From: David Collins, Scissett.
HOPEFULLY we can get Brexit started soon. We then urgently need to have a look at our electoral system.
Labour had a reduction in votes of 7.9 per cent and lost 59 seats.
The biggest beneficiary of this was the Liberal Democrats whose votes increased by 4.2 per cent and they lost one seat.
Next were the Brexit Party with a two per cent increase and no seats.
Greens increased by 1.1 per cent and no new seats.
Conservatives increased by 1.2 per cent and 47 new seats.
SNP increased their vote by 0.8 per cent and gained 13 seats.
As this is a national election there is obviously something drastically wrong with our method of allocating seats.
I think there are too many MPs at 650. We should reduce this by half. One of the biggest failings at present is that too much time and effort is spent on constituency matters that could be transferred to the Citizens Advice Bureau and be more professionally handled. The House of Lords or a second chamber should be reduced to a more manageable 200.
From: Ian Richardson, Railway Street, Beverley.
SUDDENLY everyone on the left is an expert on what went wrong on Thursday. For millions of us it is a doubly devastating defeat, as it heralds not just five years of a brand of Conservatism many of us fear but also comes with the bitter pill of Brexit to swallow over the next five weeks.
To compound the gloom still more, only in Scotland can we see progressive politics on the march and the more the SNP prosper, the more likely they are to leave the rest of the UK to the kind of politics that has given a man like Boris Johnson such immense power.
Of all the lessons to learn from Thursday, and there will be many, one surmounts all others – you can’t succeed with leaders who do not have a broad appeal.
Without credible leadership, the best of policies largely fall on deaf ears.
Jeremy Corbyn and Jo Swinson were both hapless, hopeless at delivering votes.
The first step on the long rocky road back for both parties is to select far more effective successors to challenge what, I must concede, are the considerable political skills of Boris Johnson.

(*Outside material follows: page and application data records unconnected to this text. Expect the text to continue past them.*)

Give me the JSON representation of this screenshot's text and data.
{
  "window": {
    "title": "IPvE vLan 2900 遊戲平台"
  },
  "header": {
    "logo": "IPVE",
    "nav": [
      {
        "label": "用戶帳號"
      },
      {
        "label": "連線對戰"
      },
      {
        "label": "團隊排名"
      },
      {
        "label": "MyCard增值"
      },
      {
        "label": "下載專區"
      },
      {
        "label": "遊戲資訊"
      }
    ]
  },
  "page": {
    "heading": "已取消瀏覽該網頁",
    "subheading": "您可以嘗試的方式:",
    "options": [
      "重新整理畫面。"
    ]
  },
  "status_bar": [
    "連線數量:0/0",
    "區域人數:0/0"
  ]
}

From: Thomas W Jefferson, Batty Lane, Howdwen, Goole.
IN the aftermath of the general election, the following Shakespearean quotations seem apt.
For the once proud Labour Party, now reduced to a Corbian rump, the slightly adapted words of Antony on seeing the crumpled remains of the assassinated Caesar: “O mighty Labour! dost thou lie so low? Are all thy conquests, glories, triumphs, spoils, shrunk to this little measure?”.
For the Lib-Dems, unsurprisingly, a tragedy: Macbeth “I have no spur to prick the sides of my intent, but only vaulting ambition, which o’er-leaps itself and falls on the other”.
For the Conservatives, who now have to convert opportunity into achievement, Brutus, on the eve of battle: “There is a tide in the affairs of men, which taken at the flood, leads onto fortune; Omitted and all the voyage of their life is bound in shallows and in misery.
“On such a full sea are we now afloat; And we must take the current when it serves, or lose our ventures.”
From: Mr R Turner, Hollybank Avenue, Upper Cumberworth, Bakersfield.
WHAT a fantastic election result. The electorate got its own back.
Hopefully most who lost their seats were the ones who ignored and treated their constituents with utter disregard on the EU referendum result, now they can take their own medicine.
Sorry Yvette Cooper managed to survive, she really needed to go. Now I hope Boris Johnson finishes the job to get us out of the EU, no deal the preferred start, and build from the bottom.
Rebuild and back up Britain’s priorities and stop the derogatory attitudes that have developed from being under the EU domination.
From; M.K. O’Sullivan, Victoria Street, Allerton Bywater, Castleford.
FOLLOWING the election, the taste of Schadenfreude still lingers pleasantly.
I think of the dismay among those who have tried so hard to nullify the referendum result – Hilary Benn, Barry Sheerman, Richard Burgon, Rachel Reeves, Yvette Cooper, Mary Creagh come to mind.
I think, too, how bitter Friday breakfast will have tasted for the likes of Gina Miller, the arch Remainer, and also for the UK Supreme Court judges.
Far be it for me to advise Liberal Democrats on what to do from here, but unbridled arrogance like we saw from Jo Swinson turns many off.
Am I blind to the faults of Boris Johnson? I am not. Look at Jeremy Corbyn, Swinson and see why voting for him was the only answer.
From: Mark Elliott, Ferrensby, Knaresborough.
THE reasons for the demise of Labour in the electoral “red wall” can be summed up quite simply: the metropolitan elite London leadership of the party spent far too much time worrying about causes such as Palestine whilst completely forgetting about places like Penistone.